The bidding process for the Kenyan SNO has been thrown into chaos after it was cancelled by the Minister Raphael Tuju. On Monday morning last week, the Kenyan regulator CCK sent a press release to newsrooms announcing that the ceremony would proceed as planned. Hours later, a second advisory was hurriedly sent to the press cancelling the event.

It was not until Thursday that Tuju publicly admitted that he had indeed ordered the cancellation of the event, after receiving several representations alleging impropriety in the tendering process.

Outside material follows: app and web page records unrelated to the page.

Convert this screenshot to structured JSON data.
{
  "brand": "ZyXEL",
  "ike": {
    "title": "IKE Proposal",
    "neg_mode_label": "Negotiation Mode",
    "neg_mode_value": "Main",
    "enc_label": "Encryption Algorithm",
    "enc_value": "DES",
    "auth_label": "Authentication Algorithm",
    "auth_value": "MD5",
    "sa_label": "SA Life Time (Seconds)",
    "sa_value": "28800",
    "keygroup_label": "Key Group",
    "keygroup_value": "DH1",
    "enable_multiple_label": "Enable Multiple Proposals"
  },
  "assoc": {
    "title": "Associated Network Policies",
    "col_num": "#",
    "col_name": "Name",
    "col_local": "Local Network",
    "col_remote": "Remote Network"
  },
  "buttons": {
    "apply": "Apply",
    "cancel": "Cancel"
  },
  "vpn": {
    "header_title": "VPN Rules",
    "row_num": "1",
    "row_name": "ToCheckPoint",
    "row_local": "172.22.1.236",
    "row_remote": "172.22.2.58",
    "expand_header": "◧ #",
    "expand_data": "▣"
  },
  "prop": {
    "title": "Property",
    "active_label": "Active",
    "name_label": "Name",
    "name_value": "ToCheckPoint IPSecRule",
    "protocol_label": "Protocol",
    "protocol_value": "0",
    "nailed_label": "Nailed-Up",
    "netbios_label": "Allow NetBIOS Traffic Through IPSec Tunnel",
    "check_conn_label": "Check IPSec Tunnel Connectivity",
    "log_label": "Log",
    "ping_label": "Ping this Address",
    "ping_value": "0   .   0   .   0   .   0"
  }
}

One of the difficulties of the tendering process has been the stability of the consortia involved. Care had to be taken to obviate the problems which have bedevilled the Third Mobile operator, where the winners of the licence are yet to hit the road, mainly due to disagreements between members of the Consortium over the raising of agreed funds.

It is understood that in the process of these enquiries, cases emerged where some key members of the consortium disowned their alleged partners. In turn, this created a great deal of anxiety among the competitors, because those whose bids had problems came to know about them in advance.Thus, the bidders who had disagreements with their fellow consortium members mounted a major campaign to have the announcement of the winner postponed.

One of these consortium disagreements has already gone to court. Wildstream Communications Ltd wants Telecommunication Consultants of India stopped from taking part. It says that Telecommunication Consultants was its partner before it withdrew from the consortium and joined other partners contrary to an agreement signed last year.

On Tuesday last week, Chacha Odera argued before High Court judge Onesmus Mutungi that the application filed by Wildstream Communications be dismissed because the plaintiff had not provided enough evidence to prove it would be damaged if it lost the international tender advertised by the Government. Odera informed the court that Wildstream Communications must provide a security of Sh200 million, which it had failed to do.

The fact that the Treasury had reduced the reserve price for the licence from Sh3.8 billion to Sh2 billion dollars was turned into ammunition to shoot the process down. Having only been appointed to the ministry recently, and figuring that he needed more time to asses the complaints, Mr Tuju decided to act.

The Nation and various others